But for others, the word "moist" brings on a case of the willies so strong, even Betty Crocker can't save it.
About 10-20 percent of American English speakers find "moist" to be one of the language's grossest words, according to a new study — and the reasons why are intriguing.
“The people who identified as not liking ["moist"] were pretty likely to say ‘eww’ or ‘yuck’ or ‘gross’,” says the study's author, Paul Thibodeau, assistant professor of psychology at Oberlin College.
When it comes right down to it, says Thibodeau, "moist," and words like it, remind us too much of our bodies. “It seems like the association to disgusting bodily functions that "moist" kind of has is driving people’s aversion to the word."
Thibodeau asked American English speakers to participate in five experiments to understand why "moist" inspires such revulsion.

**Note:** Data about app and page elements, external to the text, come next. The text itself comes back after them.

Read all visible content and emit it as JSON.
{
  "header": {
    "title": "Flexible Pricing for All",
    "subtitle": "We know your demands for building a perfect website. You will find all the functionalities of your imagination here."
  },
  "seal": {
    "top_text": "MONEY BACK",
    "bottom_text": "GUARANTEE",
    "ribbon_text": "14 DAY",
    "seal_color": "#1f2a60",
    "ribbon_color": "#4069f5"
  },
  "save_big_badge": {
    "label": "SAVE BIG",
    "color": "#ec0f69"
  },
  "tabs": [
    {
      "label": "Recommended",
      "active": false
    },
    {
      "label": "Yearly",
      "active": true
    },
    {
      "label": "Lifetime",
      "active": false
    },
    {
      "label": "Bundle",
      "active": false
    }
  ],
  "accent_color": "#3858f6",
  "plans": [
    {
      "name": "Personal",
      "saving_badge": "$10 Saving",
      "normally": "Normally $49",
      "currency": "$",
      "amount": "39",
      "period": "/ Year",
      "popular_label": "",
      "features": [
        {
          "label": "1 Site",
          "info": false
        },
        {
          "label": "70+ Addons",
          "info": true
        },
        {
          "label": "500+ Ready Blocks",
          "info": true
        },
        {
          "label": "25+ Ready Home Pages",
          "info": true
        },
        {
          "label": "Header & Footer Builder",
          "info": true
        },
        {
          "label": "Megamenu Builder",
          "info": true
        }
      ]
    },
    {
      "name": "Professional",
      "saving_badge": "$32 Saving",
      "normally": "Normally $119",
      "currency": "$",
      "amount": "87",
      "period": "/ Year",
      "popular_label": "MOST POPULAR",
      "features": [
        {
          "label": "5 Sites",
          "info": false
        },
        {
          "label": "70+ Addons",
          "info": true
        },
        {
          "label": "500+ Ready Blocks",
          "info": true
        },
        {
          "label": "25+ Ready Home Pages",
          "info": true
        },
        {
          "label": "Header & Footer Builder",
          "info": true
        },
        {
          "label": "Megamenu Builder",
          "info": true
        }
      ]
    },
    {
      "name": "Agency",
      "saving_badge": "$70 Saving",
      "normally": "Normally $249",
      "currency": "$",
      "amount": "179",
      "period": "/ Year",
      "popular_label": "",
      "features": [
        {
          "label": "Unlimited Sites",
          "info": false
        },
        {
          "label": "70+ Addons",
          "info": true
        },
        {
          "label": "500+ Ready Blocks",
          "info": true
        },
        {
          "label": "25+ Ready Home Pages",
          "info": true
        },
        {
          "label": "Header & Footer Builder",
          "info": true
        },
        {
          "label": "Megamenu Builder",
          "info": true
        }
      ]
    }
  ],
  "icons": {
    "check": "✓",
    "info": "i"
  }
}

One in five of the participants reported an aversion to the word and their responses showed they genuinely felt disgust.
Who hates "moist" the most? Well-educated young women. That may be because so many of them are online.
"I think there is probably a social component. It seems to be spreading through social media as people share their opinion about 'moist,'” Thibodeau says.
A universal phenomenon
The paper's findings don't surprise Amee Shah, director of the Cross Cultural Speech, Language and Acoustics Lab at Stockton University. “I think there are these commonplace words that are cringe-worthy across the board. It is pretty universal. Every language seems to have it."
Some people loathe words because they're outdated, or used as slurs, or because they carry a connotation that makes people uncomfortable, says Shah. And, Thibodeau's paper reinforces that.
"Moist" made the list because that's how language evolves, says Shah.
"It got associated with a different context and that is what now people are relating to...[It's] not so much the sound of it but the meaning is what really annoys people."
Interestingly, while the study didn’t examine whether British or Australian English speakers recoil at "moist," Thibodeau has heard anecdotally that they do as well.
Other icky words
The paper examined how people felt about taboo words, curse words, and words specifically describing sex acts and body parts.
It also picked apart how a word sounds. The negative reaction to "moist," for example, doesn't appear to stem from the sound of it. The same people who recoil at "moist," were perfectly fine with "foist," "hoist," and "rejoice."
It also doesn't appear to be about an association to sex the word might have for people. "Moist" haters didn't respond negatively to words like "horny," "vagina," or "penis."
But there were plenty of other words that made the icky list, including:
Other words ran the gamut of slurs and obscenities and are far too NSFW to be reprinted here.